Do you ever open your Facebook and feel a sense of dread wondering what will appear?
The latest update on a devastating natural disaster? A bewildering press statement from the powers that be?
You do it anyway, because this is one of the ways you connect to the world – warts and all. It’s how you maintain your friendship circles, your work circles; it’s how you keep up with the latest tweets from your local council.
None of us should be switched off from the news. We have a social responsibility to care for others and enable positive change. And keeping up is so easy to do now – thanks to smartphones, the power, quite literally, is in your hands.
But because it’s all so readily available, it can sometimes feel a little overwhelming.
When bad news feels like it’s coming from every angle, it can be helpful to remember that, before social networks revolutionised the way we consume the world’s events (as and when they happen), people chose to interact with the news.
That is, they sat down to watch the 6pm report. Or they bought newspapers to read all about it. This act of choosing does something important – it prepares our brains for an onslaught of information. It doesn’t catch us unawares.
It’s what’s missing in our modern news cycle. When updates are likely to sit next to a pic of your smiling friend and her kid on holiday, this kind of contrasting content gives our brains all sorts of confusing signals. We might feel happiness, warmth and confusion, then sadness or anger – and suddenly we’re in information overload territory.
Psychologist Dr Helen Thomas explains:
“There has been lots of research that links exposure to bad news with feelings of depression, pessimism, sadness and anxiety,” she says.
Is there a cure? If you can, says Helen, take direct action.
“Make a donation, for instance, to a charity that’s assisting with a natural disaster.
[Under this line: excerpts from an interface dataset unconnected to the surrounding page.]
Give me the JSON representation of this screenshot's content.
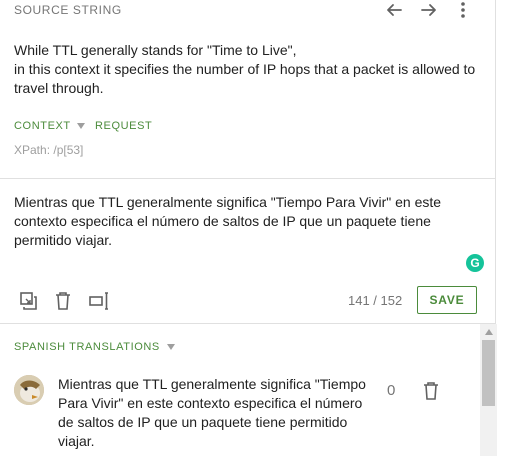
{
  "source": {
    "title": "SOURCE STRING",
    "icons": [
      "arrow-left-icon",
      "arrow-right-icon",
      "more-vert-icon"
    ],
    "text_lines": [
      "While TTL generally stands for \"Time to Live\",",
      "in this context it specifies the number of IP hops that a packet is allowed to travel through."
    ],
    "context_label": "CONTEXT",
    "request_label": "REQUEST",
    "xpath": "XPath: /p[53]"
  },
  "editor": {
    "translation": "Mientras que TTL generalmente significa \"Tiempo Para Vivir\" en este contexto especifica el número de saltos de IP que un paquete tiene permitido viajar.",
    "grammarly_letter": "G",
    "char_counter": "141 / 152",
    "save_label": "SAVE",
    "tool_icons": [
      "copy-source-icon",
      "delete-icon",
      "special-characters-icon"
    ]
  },
  "translations": {
    "title": "SPANISH TRANSLATIONS",
    "items": [
      {
        "text": "Mientras que TTL generalmente significa \"Tiempo Para Vivir\" en este contexto especifica el número de saltos de IP que un paquete tiene permitido viajar.",
        "votes": "0"
      }
    ]
  },
  "colors": {
    "accent": "#4b8b3b",
    "grammarly": "#15c39a",
    "muted": "#757575"
  }
}
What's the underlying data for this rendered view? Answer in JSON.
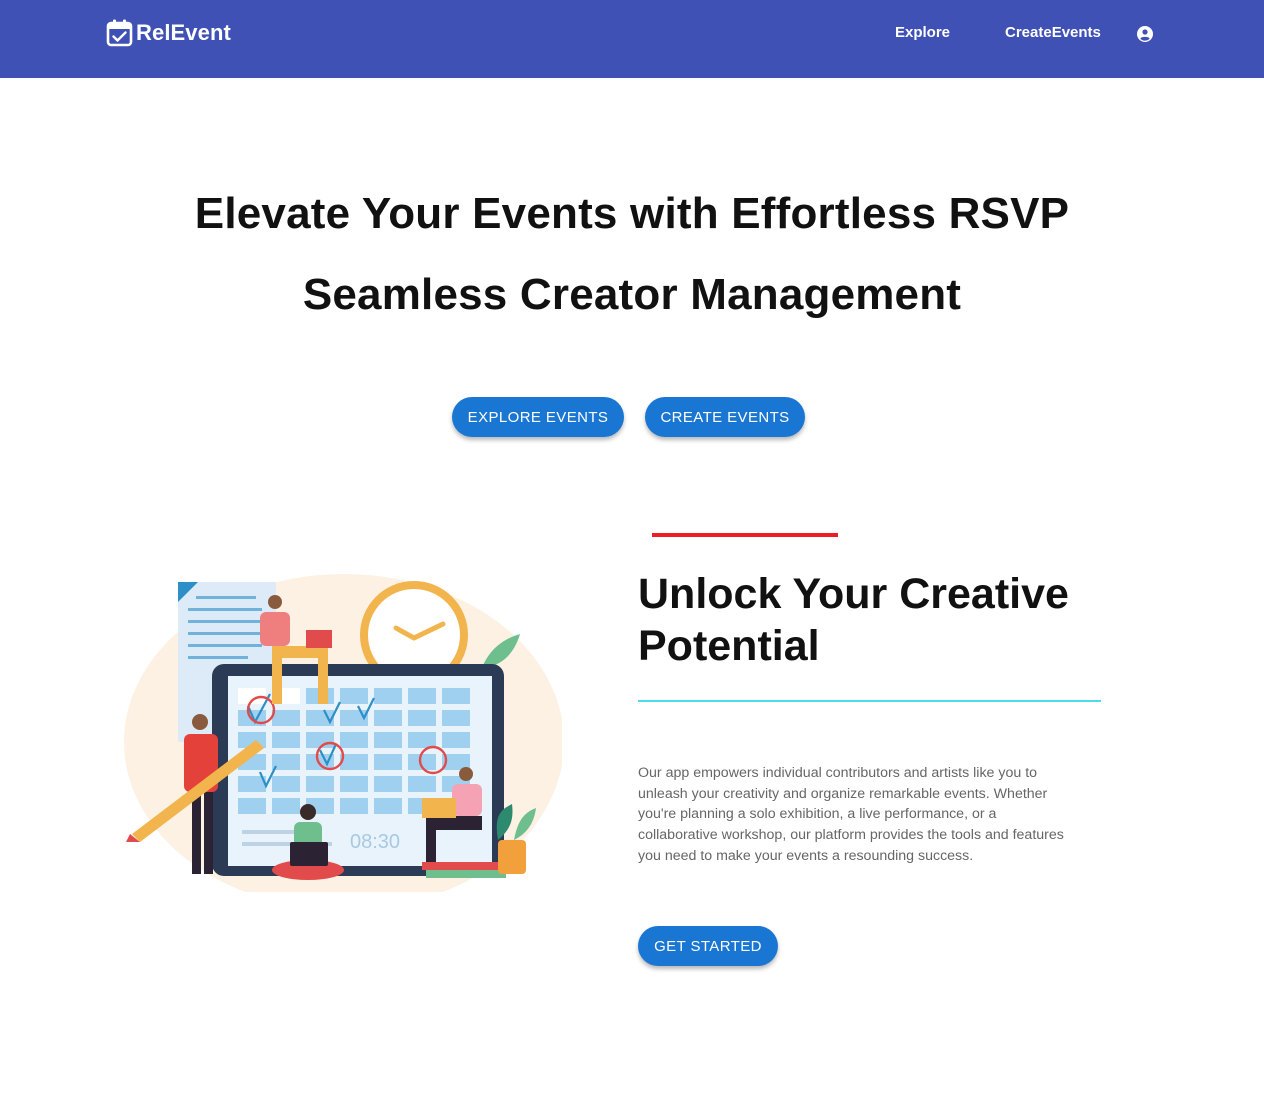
{
  "navbar": {
    "brand": "RelEvent",
    "brand_icon": "calendar-check-icon",
    "links": [
      "Explore",
      "CreateEvents"
    ],
    "account_icon": "account-circle-icon",
    "background_color": "#3f51b5"
  },
  "hero": {
    "line1": "Elevate Your Events with Effortless RSVP",
    "line2": "Seamless Creator Management",
    "buttons": {
      "explore": "EXPLORE EVENTS",
      "create": "CREATE EVENTS"
    },
    "button_color": "#1976d2"
  },
  "feature": {
    "title": "Unlock Your Creative Potential",
    "body": "Our app empowers individual contributors and artists like you to unleash your creativity and organize remarkable events. Whether you're planning a solo exhibition, a live performance, or a collaborative workshop, our platform provides the tools and features you need to make your events a resounding success.",
    "button": "GET STARTED",
    "accent_red": "#ee1c25",
    "accent_cyan": "#4fdcea",
    "illustration": {
      "clock_text": "08:30"
    }
  }
}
Or attend a meeting to help stop racism,” she says.
“Whatever it might be, sometimes having some control over an action can help control those feelings of disempowerment.”
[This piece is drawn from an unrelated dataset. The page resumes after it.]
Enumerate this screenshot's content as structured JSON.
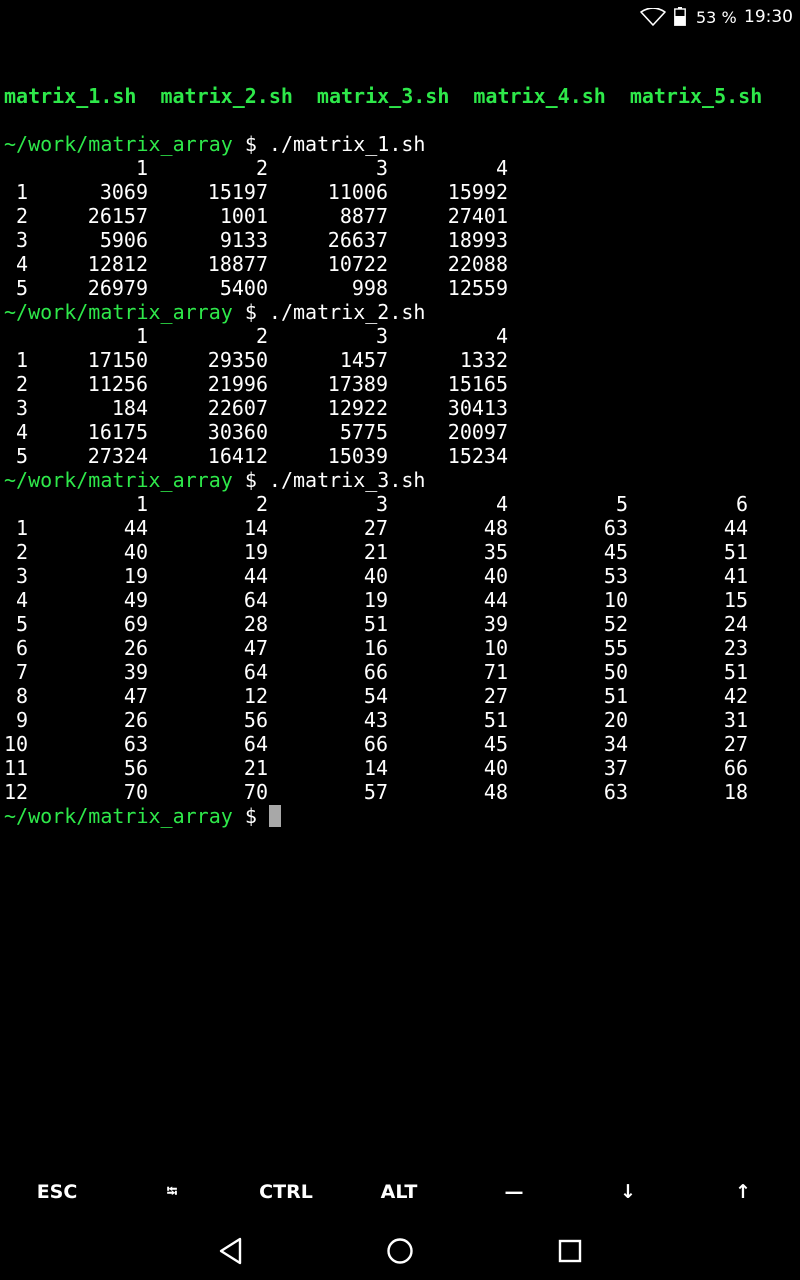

Helen also suggests some longer-term strategies to make sure we’re consuming the news in a healthy and responsible way.